• TASK TO COMPLETE:
What follows is a set of entries. Repeat them exactly, but not their pictures.

• AVAILABLE RECORDS:
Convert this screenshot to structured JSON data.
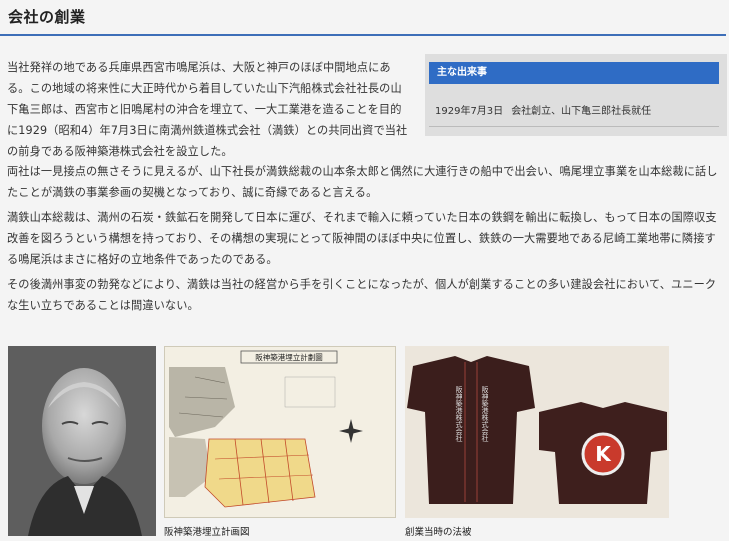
{
  "page": {
    "title": "会社の創業"
  },
  "body": {
    "paragraph1": "当社発祥の地である兵庫県西宮市鳴尾浜は、大阪と神戸のほぼ中間地点にある。この地域の将来性に大正時代から着目していた山下汽船株式会社社長の山下亀三郎は、西宮市と旧鳴尾村の沖合を埋立て、一大工業港を造ることを目的に1929（昭和4）年7月3日に南満州鉄道株式会社（満鉄）との共同出資で当社の前身である阪神築港株式会社を設立した。",
    "paragraph2": "両社は一見接点の無さそうに見えるが、山下社長が満鉄総裁の山本条太郎と偶然に大連行きの船中で出会い、鳴尾埋立事業を山本総裁に話したことが満鉄の事業参画の契機となっており、誠に奇縁であると言える。",
    "paragraph3": "満鉄山本総裁は、満州の石炭・鉄鉱石を開発して日本に運び、それまで輸入に頼っていた日本の鉄鋼を輸出に転換し、もって日本の国際収支改善を図ろうという構想を持っており、その構想の実現にとって阪神間のほぼ中央に位置し、鉄鉄の一大需要地である尼崎工業地帯に隣接する鳴尾浜はまさに格好の立地条件であったのである。",
    "paragraph4": "その後満州事変の勃発などにより、満鉄は当社の経営から手を引くことになったが、個人が創業することの多い建設会社において、ユニークな生い立ちであることは間違いない。"
  },
  "events": {
    "heading": "主な出来事",
    "items": [
      {
        "date": "1929年7月3日",
        "text": "会社創立、山下亀三郎社長就任"
      }
    ]
  },
  "images": {
    "map_title": "阪神築港埋立計劃圖",
    "caption_map": "阪神築港埋立計画図",
    "caption_coat": "創業当時の法被",
    "coat_text": "阪神築港株式会社",
    "coat_emblem": "K"
  }
}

• PROBLEM SOLUTION:
Convert this screenshot to structured JSON data.
{
  "page": {
    "title": "会社の創業"
  },
  "body": {
    "paragraph1": "当社発祥の地である兵庫県西宮市鳴尾浜は、大阪と神戸のほぼ中間地点にある。この地域の将来性に大正時代から着目していた山下汽船株式会社社長の山下亀三郎は、西宮市と旧鳴尾村の沖合を埋立て、一大工業港を造ることを目的に1929（昭和4）年7月3日に南満州鉄道株式会社（満鉄）との共同出資で当社の前身である阪神築港株式会社を設立した。",
    "paragraph2": "両社は一見接点の無さそうに見えるが、山下社長が満鉄総裁の山本条太郎と偶然に大連行きの船中で出会い、鳴尾埋立事業を山本総裁に話したことが満鉄の事業参画の契機となっており、誠に奇縁であると言える。",
    "paragraph3": "満鉄山本総裁は、満州の石炭・鉄鉱石を開発して日本に運び、それまで輸入に頼っていた日本の鉄鋼を輸出に転換し、もって日本の国際収支改善を図ろうという構想を持っており、その構想の実現にとって阪神間のほぼ中央に位置し、鉄鉄の一大需要地である尼崎工業地帯に隣接する鳴尾浜はまさに格好の立地条件であったのである。",
    "paragraph4": "その後満州事変の勃発などにより、満鉄は当社の経営から手を引くことになったが、個人が創業することの多い建設会社において、ユニークな生い立ちであることは間違いない。"
  },
  "events": {
    "heading": "主な出来事",
    "items": [
      {
        "date": "1929年7月3日",
        "text": "会社創立、山下亀三郎社長就任"
      }
    ]
  },
  "images": {
    "map_title": "阪神築港埋立計劃圖",
    "caption_map": "阪神築港埋立計画図",
    "caption_coat": "創業当時の法被",
    "coat_text": "阪神築港株式会社",
    "coat_emblem": "K"
  }
}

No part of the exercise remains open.